_WHAT TO DO_
This task calls for copying each line below that contains "Alle".
***** WORKING DATA *****
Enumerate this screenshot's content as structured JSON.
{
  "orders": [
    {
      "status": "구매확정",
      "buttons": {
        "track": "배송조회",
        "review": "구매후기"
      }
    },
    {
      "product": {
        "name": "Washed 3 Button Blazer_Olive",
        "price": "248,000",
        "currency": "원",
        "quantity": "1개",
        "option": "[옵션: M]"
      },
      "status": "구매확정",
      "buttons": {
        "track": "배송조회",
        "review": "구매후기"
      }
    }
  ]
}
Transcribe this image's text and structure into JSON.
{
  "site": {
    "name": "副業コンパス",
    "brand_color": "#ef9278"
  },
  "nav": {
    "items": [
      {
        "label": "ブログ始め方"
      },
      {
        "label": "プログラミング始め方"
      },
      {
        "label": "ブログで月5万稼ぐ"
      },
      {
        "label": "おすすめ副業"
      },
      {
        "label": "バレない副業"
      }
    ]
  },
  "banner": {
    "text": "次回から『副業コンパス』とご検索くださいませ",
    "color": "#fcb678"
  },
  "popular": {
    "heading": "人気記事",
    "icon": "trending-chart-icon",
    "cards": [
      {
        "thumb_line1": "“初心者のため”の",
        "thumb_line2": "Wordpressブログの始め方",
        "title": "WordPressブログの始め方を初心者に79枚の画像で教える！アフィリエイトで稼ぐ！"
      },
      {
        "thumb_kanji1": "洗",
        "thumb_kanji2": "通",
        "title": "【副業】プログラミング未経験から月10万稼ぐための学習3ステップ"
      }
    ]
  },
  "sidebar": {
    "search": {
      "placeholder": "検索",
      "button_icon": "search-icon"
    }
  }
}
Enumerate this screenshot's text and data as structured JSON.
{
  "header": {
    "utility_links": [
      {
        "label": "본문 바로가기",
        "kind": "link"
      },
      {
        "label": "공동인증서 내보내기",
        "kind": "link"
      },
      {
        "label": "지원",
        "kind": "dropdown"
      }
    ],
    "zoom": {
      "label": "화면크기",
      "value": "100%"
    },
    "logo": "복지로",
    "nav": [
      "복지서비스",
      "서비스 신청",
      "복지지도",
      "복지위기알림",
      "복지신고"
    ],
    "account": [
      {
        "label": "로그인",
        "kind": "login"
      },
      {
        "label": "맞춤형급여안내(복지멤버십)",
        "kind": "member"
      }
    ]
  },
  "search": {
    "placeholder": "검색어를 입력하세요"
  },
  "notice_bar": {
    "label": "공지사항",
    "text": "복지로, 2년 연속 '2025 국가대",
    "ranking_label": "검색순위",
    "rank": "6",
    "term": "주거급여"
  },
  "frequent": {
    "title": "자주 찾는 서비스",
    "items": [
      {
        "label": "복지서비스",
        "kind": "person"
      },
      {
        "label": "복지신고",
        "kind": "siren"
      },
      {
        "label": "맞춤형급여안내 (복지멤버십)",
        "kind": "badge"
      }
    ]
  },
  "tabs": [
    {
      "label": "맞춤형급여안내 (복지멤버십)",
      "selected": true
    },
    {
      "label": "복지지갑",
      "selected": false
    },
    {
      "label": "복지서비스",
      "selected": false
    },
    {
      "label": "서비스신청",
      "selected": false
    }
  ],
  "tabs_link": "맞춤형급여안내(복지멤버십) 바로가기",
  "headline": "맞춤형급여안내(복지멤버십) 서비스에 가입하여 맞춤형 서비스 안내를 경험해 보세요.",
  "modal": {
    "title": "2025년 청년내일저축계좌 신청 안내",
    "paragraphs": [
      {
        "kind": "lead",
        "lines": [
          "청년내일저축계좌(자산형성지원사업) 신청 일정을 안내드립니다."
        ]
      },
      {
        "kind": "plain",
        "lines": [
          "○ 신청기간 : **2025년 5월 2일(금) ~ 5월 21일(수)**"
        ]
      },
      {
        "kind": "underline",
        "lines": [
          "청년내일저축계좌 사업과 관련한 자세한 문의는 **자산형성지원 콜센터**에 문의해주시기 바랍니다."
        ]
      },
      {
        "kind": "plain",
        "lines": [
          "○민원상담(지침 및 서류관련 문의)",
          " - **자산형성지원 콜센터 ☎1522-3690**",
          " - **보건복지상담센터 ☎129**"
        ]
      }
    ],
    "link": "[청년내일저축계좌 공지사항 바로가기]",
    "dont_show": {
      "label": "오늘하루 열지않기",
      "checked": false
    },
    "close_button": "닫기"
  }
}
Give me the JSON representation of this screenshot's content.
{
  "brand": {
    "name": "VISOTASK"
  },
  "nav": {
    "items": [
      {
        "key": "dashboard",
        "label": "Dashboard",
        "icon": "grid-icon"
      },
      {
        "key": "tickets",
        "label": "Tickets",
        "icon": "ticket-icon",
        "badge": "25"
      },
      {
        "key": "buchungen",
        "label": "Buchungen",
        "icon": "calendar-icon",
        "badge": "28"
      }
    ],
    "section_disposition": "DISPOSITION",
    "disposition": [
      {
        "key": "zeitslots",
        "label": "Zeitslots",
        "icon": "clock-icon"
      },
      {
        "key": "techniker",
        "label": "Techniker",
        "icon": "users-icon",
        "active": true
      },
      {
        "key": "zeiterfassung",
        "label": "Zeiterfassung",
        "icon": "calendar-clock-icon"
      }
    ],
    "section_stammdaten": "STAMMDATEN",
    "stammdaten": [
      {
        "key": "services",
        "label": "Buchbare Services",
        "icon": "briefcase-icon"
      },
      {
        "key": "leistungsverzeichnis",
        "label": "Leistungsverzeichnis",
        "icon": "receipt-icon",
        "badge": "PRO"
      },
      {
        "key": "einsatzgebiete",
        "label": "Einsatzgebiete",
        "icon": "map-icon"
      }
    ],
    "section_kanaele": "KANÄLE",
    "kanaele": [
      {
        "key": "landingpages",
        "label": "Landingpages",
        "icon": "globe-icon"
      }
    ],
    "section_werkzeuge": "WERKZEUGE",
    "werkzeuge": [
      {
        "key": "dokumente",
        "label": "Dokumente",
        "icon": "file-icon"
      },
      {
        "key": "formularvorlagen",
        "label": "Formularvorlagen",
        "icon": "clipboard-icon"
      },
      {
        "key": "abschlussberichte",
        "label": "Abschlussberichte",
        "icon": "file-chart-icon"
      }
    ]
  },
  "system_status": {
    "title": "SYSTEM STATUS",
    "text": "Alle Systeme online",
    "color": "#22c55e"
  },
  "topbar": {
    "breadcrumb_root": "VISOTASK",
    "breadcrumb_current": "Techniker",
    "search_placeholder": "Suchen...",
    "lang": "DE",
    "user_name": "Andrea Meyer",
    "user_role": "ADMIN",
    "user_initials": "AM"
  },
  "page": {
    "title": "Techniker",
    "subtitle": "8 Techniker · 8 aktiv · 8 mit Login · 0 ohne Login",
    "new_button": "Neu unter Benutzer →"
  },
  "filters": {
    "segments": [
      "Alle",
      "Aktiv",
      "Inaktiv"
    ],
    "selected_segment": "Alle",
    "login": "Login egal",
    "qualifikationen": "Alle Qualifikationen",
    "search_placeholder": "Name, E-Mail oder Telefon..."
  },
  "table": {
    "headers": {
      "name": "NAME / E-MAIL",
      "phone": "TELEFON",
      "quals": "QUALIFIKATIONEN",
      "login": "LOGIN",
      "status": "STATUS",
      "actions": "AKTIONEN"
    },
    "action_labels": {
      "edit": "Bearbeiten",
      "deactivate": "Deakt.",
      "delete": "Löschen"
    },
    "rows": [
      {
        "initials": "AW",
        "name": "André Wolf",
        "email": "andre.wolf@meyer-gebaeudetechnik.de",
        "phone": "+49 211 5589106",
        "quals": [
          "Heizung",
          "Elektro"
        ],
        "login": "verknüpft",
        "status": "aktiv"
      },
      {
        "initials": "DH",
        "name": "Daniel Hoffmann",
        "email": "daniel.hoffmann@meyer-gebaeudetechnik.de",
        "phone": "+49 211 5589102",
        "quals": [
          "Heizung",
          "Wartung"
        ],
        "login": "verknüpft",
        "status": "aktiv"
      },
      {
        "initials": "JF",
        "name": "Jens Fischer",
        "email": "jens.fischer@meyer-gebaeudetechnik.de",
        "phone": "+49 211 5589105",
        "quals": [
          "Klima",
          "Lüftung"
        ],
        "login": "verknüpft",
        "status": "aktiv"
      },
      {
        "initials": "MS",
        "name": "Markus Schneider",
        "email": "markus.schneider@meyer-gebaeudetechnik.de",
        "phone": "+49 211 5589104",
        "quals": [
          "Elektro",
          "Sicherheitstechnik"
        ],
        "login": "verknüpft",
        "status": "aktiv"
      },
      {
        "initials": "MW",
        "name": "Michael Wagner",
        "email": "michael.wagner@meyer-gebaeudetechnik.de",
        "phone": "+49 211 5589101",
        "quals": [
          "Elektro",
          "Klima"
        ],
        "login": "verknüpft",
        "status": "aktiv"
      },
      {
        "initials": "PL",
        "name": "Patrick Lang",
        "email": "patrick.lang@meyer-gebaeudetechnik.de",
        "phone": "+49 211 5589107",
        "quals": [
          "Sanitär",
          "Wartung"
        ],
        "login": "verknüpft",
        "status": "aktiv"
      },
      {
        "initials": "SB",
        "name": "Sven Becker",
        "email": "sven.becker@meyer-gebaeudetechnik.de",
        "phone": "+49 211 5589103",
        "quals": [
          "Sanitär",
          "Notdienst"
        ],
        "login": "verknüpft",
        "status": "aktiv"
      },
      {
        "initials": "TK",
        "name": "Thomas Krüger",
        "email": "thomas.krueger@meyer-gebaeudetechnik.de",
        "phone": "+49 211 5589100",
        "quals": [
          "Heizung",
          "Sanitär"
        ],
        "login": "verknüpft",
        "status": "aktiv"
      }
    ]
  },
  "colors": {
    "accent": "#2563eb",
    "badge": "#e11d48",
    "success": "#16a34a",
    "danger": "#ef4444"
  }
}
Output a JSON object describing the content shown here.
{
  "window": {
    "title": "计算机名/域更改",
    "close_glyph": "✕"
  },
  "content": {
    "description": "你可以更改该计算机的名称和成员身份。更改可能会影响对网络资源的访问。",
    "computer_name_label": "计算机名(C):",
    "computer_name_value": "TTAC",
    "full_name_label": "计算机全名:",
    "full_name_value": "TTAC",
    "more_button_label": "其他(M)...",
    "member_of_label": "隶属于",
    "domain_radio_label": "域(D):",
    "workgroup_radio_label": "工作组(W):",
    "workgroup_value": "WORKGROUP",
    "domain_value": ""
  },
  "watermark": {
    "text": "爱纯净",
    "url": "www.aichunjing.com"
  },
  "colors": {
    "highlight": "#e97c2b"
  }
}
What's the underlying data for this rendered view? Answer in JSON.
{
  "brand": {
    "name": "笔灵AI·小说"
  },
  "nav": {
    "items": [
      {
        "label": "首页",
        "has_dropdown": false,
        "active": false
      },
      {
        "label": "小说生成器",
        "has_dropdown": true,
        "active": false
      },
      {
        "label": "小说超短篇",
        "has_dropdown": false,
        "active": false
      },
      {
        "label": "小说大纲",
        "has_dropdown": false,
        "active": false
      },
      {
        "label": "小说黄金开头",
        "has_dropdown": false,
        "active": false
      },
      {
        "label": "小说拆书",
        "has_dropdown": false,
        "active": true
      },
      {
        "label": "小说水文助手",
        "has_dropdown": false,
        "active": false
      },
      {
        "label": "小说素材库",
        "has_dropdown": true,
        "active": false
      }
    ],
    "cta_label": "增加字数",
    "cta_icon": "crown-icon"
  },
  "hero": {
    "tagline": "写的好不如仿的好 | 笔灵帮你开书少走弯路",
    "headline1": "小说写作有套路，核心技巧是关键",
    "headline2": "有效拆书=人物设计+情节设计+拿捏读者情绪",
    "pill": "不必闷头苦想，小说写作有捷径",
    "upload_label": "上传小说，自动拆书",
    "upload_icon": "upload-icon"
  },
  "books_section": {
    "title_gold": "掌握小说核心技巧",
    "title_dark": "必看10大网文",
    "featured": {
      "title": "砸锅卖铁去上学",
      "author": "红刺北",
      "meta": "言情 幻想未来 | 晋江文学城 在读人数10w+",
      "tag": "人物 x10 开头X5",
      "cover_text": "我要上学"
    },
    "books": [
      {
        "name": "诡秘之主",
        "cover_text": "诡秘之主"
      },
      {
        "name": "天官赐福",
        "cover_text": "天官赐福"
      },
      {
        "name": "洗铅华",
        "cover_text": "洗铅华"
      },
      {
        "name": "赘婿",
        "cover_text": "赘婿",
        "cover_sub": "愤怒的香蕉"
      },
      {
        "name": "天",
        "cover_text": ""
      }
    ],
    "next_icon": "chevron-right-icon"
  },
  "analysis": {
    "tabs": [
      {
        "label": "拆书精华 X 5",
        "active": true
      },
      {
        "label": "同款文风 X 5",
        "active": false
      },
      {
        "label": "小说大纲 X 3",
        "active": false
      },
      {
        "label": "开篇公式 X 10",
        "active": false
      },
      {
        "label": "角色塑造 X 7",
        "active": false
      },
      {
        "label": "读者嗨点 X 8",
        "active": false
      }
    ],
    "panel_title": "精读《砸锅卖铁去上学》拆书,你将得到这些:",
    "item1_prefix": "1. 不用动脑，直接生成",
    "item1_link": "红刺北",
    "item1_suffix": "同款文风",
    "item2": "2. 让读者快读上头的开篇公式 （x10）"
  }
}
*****
_OUTPUT_
    "text": "Alle Systeme online",
      "Alle",
    "selected_segment": "Alle",
    "qualifikationen": "Alle Qualifikationen",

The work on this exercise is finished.